For what it’s worth, I do think Miller is getting closer to a Triple-A promotion. Though he gave up two runs in each of his last two outings, the circumstances were at least somewhat understandable. Consistency has been the aim, and he has been effective in three of his last four outings. Another two or three solid performances might push on to the next stop.
Speaking of rare, have yourselves a look at a triple play:
8-6-2-4-5-8, just like you’d draw it up.
Adolfo Ramirez tossed 3.0 perfect innings for the Quakes, striking out seven.

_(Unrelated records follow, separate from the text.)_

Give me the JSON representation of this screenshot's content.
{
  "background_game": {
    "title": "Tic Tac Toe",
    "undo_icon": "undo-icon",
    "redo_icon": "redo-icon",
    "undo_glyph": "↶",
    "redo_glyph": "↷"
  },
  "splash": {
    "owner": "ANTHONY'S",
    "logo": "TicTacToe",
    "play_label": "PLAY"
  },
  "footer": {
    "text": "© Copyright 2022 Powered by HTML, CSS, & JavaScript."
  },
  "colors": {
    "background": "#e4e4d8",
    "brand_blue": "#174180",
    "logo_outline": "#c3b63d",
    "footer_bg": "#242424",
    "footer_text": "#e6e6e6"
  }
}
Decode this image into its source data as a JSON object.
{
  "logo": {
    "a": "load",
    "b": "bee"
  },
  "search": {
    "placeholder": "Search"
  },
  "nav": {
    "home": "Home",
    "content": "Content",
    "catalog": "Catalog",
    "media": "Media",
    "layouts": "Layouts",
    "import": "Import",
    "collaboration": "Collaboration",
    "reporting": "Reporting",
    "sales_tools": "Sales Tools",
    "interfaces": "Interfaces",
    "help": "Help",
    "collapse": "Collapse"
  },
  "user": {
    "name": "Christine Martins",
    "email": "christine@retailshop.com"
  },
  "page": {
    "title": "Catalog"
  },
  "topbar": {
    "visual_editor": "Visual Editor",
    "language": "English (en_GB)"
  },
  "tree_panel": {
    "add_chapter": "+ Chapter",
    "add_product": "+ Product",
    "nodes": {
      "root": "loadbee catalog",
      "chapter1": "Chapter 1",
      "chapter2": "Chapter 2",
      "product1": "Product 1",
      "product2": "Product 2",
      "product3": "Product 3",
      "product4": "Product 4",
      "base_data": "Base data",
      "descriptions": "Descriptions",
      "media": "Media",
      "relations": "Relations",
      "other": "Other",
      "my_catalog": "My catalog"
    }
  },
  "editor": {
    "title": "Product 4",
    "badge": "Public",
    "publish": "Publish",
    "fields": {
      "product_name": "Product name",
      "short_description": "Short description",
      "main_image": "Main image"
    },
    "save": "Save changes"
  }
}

Ramirez, who is 23, was signed by the Dodgers out of Mexico back in 2016. Reports on him are rather scant, but back in January of 2020, Dustin had this description of him from his Top 100 Prospects:
Ramirez has a 4-pitch mix (low-90s FB, CB, SLD, CHG) who is a pitchability guy
All that hard work, still paying dividends. Thanks, Dustin!
Lastly, starting pitchers for Saturday, 6/4:
- Triple A Oklahoma City: Sam Gaviglio is scheduled, but with Andrew Heaney set to begin a rehab assignment, the starter could change
- Double A Tulsa: John Rooney
- High A Great Lakes: Emmet Sheehan
- Low A Rancho Cucamonga: River Ryan is scheduled, but with Clayton Kershaw set to begin a rehab assignment, the starter could change
Enjoy your weekend, folks.